We are located next to the gym at Fitness Evolution

Exploring safer return to sport screening

October 17, 2016
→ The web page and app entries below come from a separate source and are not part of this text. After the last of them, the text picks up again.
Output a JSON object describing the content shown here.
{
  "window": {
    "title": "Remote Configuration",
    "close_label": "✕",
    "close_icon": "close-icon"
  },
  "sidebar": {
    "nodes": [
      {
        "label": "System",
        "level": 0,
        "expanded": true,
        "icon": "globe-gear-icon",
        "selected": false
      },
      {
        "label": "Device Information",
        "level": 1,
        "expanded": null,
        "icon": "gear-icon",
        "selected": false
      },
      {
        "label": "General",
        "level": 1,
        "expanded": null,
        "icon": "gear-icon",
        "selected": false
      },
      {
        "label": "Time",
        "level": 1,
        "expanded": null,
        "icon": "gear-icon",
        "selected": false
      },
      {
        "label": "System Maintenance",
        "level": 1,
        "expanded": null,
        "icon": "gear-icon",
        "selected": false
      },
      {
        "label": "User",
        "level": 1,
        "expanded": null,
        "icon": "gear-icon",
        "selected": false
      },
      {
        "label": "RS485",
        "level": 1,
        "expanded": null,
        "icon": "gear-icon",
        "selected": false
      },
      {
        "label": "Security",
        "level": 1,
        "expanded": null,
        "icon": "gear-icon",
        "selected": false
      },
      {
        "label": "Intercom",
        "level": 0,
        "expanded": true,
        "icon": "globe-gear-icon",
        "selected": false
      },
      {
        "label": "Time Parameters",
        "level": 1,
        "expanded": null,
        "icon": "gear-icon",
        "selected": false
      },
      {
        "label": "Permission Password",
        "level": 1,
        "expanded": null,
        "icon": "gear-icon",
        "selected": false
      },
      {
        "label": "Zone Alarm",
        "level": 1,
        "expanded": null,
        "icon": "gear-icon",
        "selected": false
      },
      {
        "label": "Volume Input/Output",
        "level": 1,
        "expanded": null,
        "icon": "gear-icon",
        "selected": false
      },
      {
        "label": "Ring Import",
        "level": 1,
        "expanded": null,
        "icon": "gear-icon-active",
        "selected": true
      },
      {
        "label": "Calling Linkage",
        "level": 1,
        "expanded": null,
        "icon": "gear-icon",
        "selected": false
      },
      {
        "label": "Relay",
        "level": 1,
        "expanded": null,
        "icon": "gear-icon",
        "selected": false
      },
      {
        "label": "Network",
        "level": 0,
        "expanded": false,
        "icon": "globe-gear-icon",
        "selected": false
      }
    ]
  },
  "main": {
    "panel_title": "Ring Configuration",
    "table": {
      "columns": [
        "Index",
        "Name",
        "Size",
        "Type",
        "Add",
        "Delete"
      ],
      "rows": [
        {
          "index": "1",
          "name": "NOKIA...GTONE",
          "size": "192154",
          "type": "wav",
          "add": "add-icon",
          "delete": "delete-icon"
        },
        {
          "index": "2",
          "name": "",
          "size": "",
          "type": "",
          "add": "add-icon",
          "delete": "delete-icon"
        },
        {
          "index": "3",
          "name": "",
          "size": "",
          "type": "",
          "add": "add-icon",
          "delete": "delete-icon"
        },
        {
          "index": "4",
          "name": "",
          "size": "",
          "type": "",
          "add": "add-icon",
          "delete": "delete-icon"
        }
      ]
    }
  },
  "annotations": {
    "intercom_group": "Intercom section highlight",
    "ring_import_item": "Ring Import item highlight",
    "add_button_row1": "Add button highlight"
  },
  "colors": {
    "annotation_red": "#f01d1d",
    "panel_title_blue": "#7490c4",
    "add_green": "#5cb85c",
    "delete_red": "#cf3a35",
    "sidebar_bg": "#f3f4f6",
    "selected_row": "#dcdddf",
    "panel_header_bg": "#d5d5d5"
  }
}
What is Neuromuscular control

 

To perform activities that require running and jumping (dynamic activity) it is advantageous to possess adequate dynamic stability to allow controlled landing and it has been postulated that deficiencies in dynamic stability can lead to increased risk of injury as you can see from Kurt Zouma's video above.

 

On a microscopic level dynamic stability is maintained via feedback from receptors contained in joints, muscle, ligaments and other soft tissues allowing accurate prediction of what might happen next, and hence performance of activities with correct joint alignment (Riemann and Lephart., 2002).

 

This feedback system is known as neuromuscular control (NMC), it is defined as “the unconscious activation of dynamic restraints occurring in preparation for and in response to joint motion and loading for the purpose of maintaining and restoring functional joint stability” (Riemann and Lephart., 2002 page 73).

 

There is therefore, great utility in developing ways to analyse and measure neuromuscular control with specific reference to the following two groups:

 

1. Healthy individuals looking to avoid injury or embark on exercise that requires a higher level of neuromuscular control than there body is accustomed (Hewett et al., 2005; Cook et al., 2006; Chorba et al., 2010)

 

2. Individuals following lower limb injury to establish when it is safe to return to running, jumping activities and ultimately sport (Wilk et al., 1994; Petschnig et al., 1998; Reid et al., 2007; Paterno, 2010; Logerstedt et al., 2012). This is particularly important following surgical repair of ligaments and soft tissues when poor dynamic control during running and landing could lead to failure the repaired structures causing further damage.  

 

Common dilemma

 

A common dilemma in clinical practice is predicting when an injured individual has adequate Neuromuscular Control to move from a low level dynamic task, such as squatting and lunging, to a high level dynamic activity such as running, hopping and ultimately returning to sport.  

 

Here at the Performance lab we have proven ways to measure this and ensure a safe return to sport.

 

Over the next few weeks we will go through some of the ways we analyse this and also look at some of the research we have performed around this subject.

 

thanks for listening

 

see you next time

 

Matt